Our man in Istanbul, Sefik Buyukyuksel, reports that last April’s Yale Symphony Orchestra concert at Carnegie Hall, featuring his wife, Idil Biret, as the piano soloist (Remember how he had her picture on the wall when we were undergraduates?) was a huge success. “The great hall had more than 2,000 in attendance, and some of our classmates must have been among them. Jim Miller came with eight of his family members. President Salovey made a moving introductory speech before the concert, referring to the proud 50-year history of the YSO. (It was formed in 1965 while we were sophomores.) Idil played Hindemith’s Piano Concerto, which he composed in 1945, immediately after the end of World War II when he was teaching at Yale.

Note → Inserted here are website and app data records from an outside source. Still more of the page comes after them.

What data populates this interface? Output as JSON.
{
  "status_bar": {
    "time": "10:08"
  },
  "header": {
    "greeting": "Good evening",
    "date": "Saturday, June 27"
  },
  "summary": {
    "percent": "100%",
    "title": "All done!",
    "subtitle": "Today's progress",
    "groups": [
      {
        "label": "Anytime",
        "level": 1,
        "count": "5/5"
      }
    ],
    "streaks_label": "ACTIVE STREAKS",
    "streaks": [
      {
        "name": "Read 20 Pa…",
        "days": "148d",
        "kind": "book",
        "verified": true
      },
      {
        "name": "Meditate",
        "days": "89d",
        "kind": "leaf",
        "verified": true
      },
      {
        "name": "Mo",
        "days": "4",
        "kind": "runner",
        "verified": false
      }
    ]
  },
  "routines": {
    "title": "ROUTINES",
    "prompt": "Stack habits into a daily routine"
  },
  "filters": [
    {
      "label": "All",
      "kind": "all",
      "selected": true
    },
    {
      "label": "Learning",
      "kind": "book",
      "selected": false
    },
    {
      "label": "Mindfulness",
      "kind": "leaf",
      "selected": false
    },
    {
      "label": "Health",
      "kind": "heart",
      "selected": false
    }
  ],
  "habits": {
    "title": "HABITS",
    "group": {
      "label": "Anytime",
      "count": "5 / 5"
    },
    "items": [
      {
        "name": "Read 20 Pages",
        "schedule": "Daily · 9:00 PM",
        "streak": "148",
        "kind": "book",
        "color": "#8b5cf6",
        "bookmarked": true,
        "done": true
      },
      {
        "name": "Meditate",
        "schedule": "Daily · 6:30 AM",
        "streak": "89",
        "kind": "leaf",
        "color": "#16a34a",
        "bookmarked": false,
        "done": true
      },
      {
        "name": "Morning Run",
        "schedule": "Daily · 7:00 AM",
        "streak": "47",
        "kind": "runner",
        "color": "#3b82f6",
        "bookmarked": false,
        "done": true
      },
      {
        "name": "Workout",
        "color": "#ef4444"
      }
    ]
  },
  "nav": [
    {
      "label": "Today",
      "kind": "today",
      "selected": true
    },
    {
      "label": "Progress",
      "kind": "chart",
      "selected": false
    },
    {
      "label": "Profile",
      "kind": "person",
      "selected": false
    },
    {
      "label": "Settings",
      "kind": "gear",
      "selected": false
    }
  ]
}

“The second half of the concert was conducted magisterially by our own John Mauceri, ending in a great burst of applause. Idil and I had a most pleasant dinner with John in New Haven the week before. I was deeply moved to learn that both John and I had taken the course Music 50—History of Romantic Music, taught by Prof. Robert Bailey. While music was not my major, this course and that of Prof. George Kubler (Art and Architecture of Pre-Columbian America) and an arts course on iconography taught by Mary Chase were the most memorable of my Yale years.”

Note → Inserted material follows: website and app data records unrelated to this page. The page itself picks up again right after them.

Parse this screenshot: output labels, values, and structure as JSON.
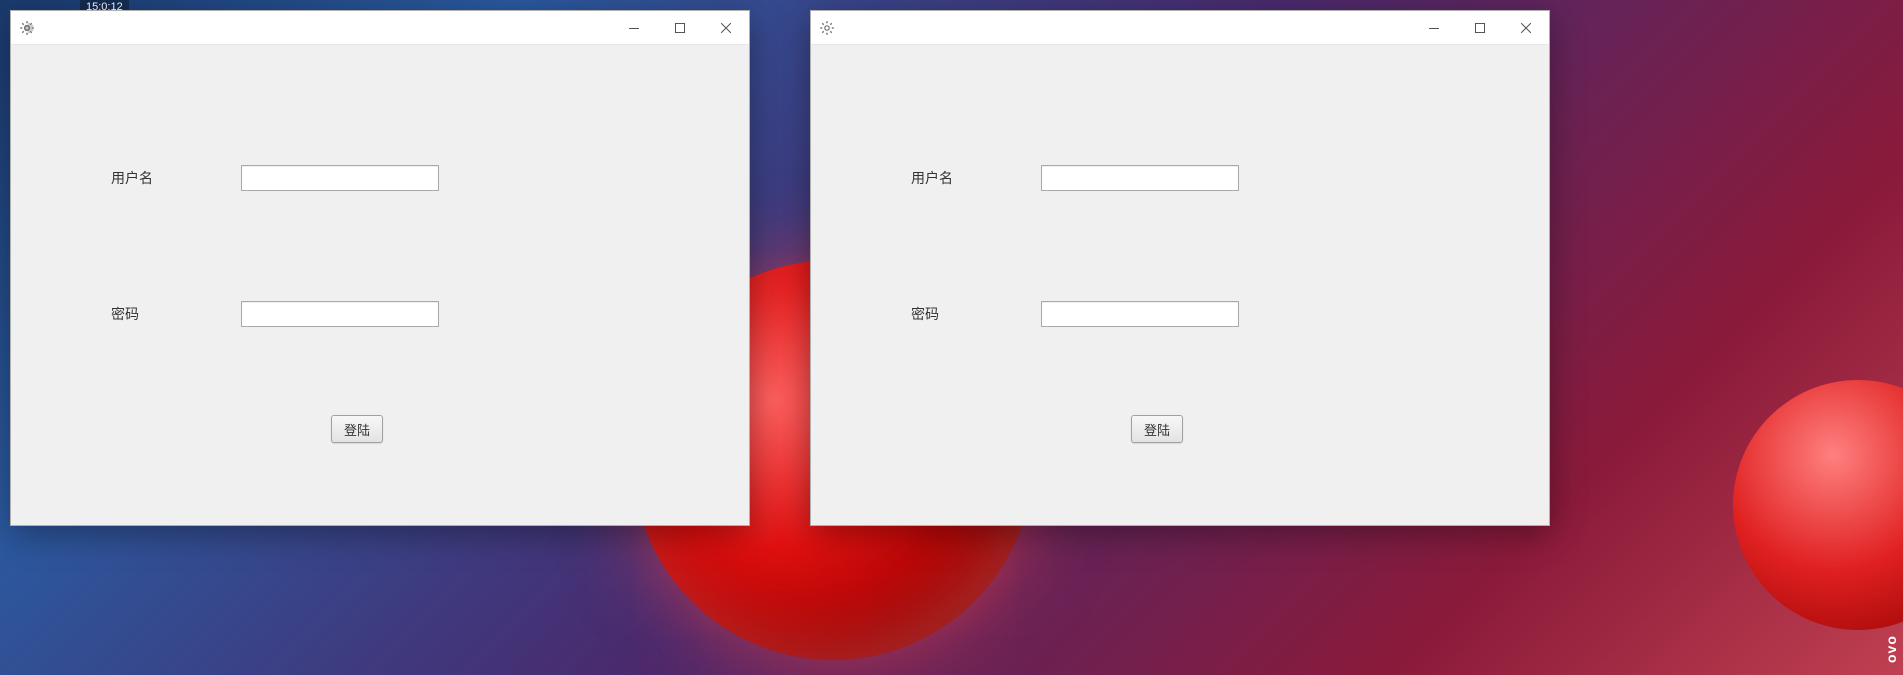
{
  "desktop": {
    "taskbar_hint": "15:0:12",
    "brand_edge": "ovo"
  },
  "windows": [
    {
      "icon": "gear-icon",
      "form": {
        "username_label": "用户名",
        "username_value": "",
        "password_label": "密码",
        "password_value": "",
        "login_label": "登陆"
      }
    },
    {
      "icon": "gear-icon",
      "form": {
        "username_label": "用户名",
        "username_value": "",
        "password_label": "密码",
        "password_value": "",
        "login_label": "登陆"
      }
    }
  ]
}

By the way, John’s delightful multimedia presentation at our last reunion, “Music and the Movies,” was such a hit, he’s been prevailed upon to give us an encore at the next one. This time he’ll focus on Broadway, from Gershwin to Hamilton. Another star at our last reunion was Karl Marlantes, whose talk about the lessons learned and unlearned from Vietnam will never be forgotten by anyone who heard it. Karl has expanded it into an article in the January 7 edition of the New York Times titled “The War That Killed Trust”. “Before the Vietnam War, most Americans were like me,” Karl writes. “After the Vietnam War, most Americans are like my children.” Chris Kule—aka Former Naval Person—says it has “some truly astonishing critical comments. Karl’s voice needs to be heard.”

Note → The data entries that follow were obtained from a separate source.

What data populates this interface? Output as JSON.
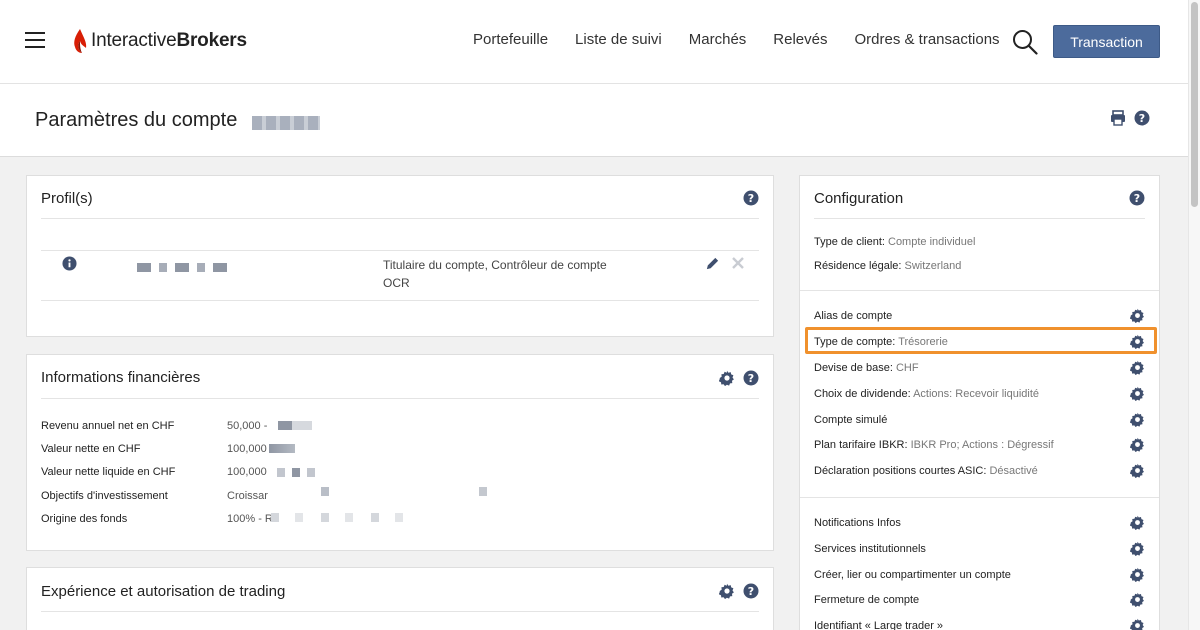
{
  "brand": {
    "name_regular": "Interactive",
    "name_bold": "Brokers"
  },
  "nav": {
    "items": [
      "Portefeuille",
      "Liste de suivi",
      "Marchés",
      "Relevés",
      "Ordres & transactions"
    ],
    "trade_button": "Transaction"
  },
  "page": {
    "title": "Paramètres du compte"
  },
  "profile": {
    "title": "Profil(s)",
    "role_line1": "Titulaire du compte, Contrôleur de compte",
    "role_line2": "OCR"
  },
  "financial": {
    "title": "Informations financières",
    "rows": [
      {
        "label": "Revenu annuel net en CHF",
        "value": "50,000 -"
      },
      {
        "label": "Valeur nette en CHF",
        "value": "100,000"
      },
      {
        "label": "Valeur nette liquide en CHF",
        "value": "100,000"
      },
      {
        "label": "Objectifs d'investissement",
        "value": "Croissar"
      },
      {
        "label": "Origine des fonds",
        "value": "100% - R"
      }
    ]
  },
  "trading": {
    "title": "Expérience et autorisation de trading"
  },
  "configuration": {
    "title": "Configuration",
    "client_type_label": "Type de client:",
    "client_type_value": "Compte individuel",
    "residence_label": "Résidence légale:",
    "residence_value": "Switzerland",
    "settings": [
      {
        "label": "Alias de compte",
        "value": ""
      },
      {
        "label": "Type de compte:",
        "value": "Trésorerie"
      },
      {
        "label": "Devise de base:",
        "value": "CHF"
      },
      {
        "label": "Choix de dividende:",
        "value": "Actions: Recevoir liquidité"
      },
      {
        "label": "Compte simulé",
        "value": ""
      },
      {
        "label": "Plan tarifaire IBKR:",
        "value": "IBKR Pro; Actions : Dégressif"
      },
      {
        "label": "Déclaration positions courtes ASIC:",
        "value": "Désactivé"
      }
    ],
    "services": [
      "Notifications Infos",
      "Services institutionnels",
      "Créer, lier ou compartimenter un compte",
      "Fermeture de compte",
      "Identifiant « Large trader »"
    ]
  },
  "colors": {
    "accent": "#4c6b9c",
    "highlight": "#f0912d",
    "icon": "#4a5a78"
  }
}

Our own piano man, Bob Allison, reports, “In what must surely be attributed to a fit of good luck rather than to talent or diligence, I made a small appearance last fall in a movie starring former Mission Impossible regular Martin Landau. Said movie, titled The Last Poker Game, features Landau as he grapples with the challenges of his wife’s moving into an Alzheimer’s specialty facility where a new love interest may blossom. My bit is as an entertainer, singing and playing holiday songs for the residents of an actual Alzheimer’s residence in Newburyport, Massachusetts. Quite a thrill to sign my first Screen Actors Guild temporary agreement at age 70!”

Sadly, Alzheimer’s has claimed the life of Bill Steele, who died December 17. After Yale he put down deep roots in Connecticut, practicing law for 41 years at Pinney Payne in Danbury, where Marty Rader was his partner. He served on the vestry at St. Paul’s Church in Brookfield and the board of the Burnham Library in Bridgewater. “Bill was extremely proud of his four children and their spouses and deeply endeared to his eight grandchildren,” said his death announcement. “He loved staying apprised of and participating as fully as possible in their evolving lives. Through words and example, Bill embodied love, stability, generosity, and goodness. Always honest, thoughtful, and kind, Bill was well known by friends, colleagues, and clients as a true gentleman.”

“Every word is true,” says Marty. “Especially ‘Always honest, thoughtful, and kind, Bill was well known by friends, colleagues, and clients as a true gentleman.’” In lieu of flowers, memorial donations in Bill’s name are encouraged to: Alzheimer’s Association Maine Chapter, 383 U.S. Route 1, Suite 2C, Scarborough, ME 04074.

And finally, my sincerest sympathy, regretfully belated, to Stu Phillips, whose wife Laura, a registered nurse, died in September 2015 from cancer of the pancreas. “Laura and I met in 1975 at St. Raphael’s Hospital when I was a Yale resident in orthopedics rotating through. She was putting my patients to sleep for surgery as a nurse-assistant,” he writes. “During her life she was also a nurse-administrator, a writer, a tennis champion (USTA #3 in the Southwest), and tireless charity worker. I miss her every minute of every day.”

Such sad tidings, but not unexpected at our age—all the more reason to savor the pleasure of each other’s company one more time in June.